WHAT YOU WILL DO → From the records below, copy every line that contains the word "presenting".

EXERCISE MATERIALS →
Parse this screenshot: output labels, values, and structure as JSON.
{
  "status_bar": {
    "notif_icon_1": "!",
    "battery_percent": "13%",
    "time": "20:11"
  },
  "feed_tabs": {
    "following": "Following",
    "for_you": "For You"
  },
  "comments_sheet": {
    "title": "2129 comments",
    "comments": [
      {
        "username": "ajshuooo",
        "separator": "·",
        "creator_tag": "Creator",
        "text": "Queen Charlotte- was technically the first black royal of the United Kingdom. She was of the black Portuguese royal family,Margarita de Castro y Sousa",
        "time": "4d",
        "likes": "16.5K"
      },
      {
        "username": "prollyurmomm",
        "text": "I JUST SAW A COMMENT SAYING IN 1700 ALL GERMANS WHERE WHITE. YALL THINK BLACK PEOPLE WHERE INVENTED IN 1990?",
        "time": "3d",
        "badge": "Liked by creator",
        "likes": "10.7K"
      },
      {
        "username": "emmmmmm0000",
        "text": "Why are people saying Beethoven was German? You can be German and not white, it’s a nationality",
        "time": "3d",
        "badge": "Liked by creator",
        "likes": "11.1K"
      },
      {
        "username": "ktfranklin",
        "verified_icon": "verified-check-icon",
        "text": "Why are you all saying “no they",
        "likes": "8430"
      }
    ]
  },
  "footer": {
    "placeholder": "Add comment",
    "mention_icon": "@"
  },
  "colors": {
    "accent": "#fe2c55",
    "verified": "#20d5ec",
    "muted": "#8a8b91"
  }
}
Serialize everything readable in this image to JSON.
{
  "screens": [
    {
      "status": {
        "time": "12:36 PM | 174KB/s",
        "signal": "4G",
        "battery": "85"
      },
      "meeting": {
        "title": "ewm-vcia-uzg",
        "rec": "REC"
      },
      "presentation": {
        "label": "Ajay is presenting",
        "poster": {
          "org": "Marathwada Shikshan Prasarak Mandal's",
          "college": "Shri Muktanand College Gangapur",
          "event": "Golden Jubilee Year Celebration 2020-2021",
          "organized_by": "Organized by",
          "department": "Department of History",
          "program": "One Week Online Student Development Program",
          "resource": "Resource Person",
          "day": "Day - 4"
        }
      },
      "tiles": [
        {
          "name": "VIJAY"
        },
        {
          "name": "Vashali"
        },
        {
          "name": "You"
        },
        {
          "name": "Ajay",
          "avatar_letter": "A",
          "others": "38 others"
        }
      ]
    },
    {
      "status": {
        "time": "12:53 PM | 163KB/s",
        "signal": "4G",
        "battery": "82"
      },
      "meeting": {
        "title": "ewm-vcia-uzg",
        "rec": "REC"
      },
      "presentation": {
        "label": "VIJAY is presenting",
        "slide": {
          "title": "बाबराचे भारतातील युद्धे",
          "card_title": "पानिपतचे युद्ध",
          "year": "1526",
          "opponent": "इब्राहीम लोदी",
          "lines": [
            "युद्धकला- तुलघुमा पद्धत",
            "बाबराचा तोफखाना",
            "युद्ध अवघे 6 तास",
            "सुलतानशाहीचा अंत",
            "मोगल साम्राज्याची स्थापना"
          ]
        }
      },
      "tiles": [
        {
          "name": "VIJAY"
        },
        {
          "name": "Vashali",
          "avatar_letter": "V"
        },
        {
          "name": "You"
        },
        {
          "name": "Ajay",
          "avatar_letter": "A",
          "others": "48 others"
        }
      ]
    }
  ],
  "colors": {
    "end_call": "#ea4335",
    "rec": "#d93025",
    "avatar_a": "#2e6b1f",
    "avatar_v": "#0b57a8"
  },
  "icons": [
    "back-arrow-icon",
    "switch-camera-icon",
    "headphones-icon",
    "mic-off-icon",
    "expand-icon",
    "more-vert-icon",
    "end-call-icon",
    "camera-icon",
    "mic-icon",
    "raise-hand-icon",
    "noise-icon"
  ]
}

ANSWER TO THE EXERCISE →
        "label": "Ajay is presenting",
        "label": "VIJAY is presenting",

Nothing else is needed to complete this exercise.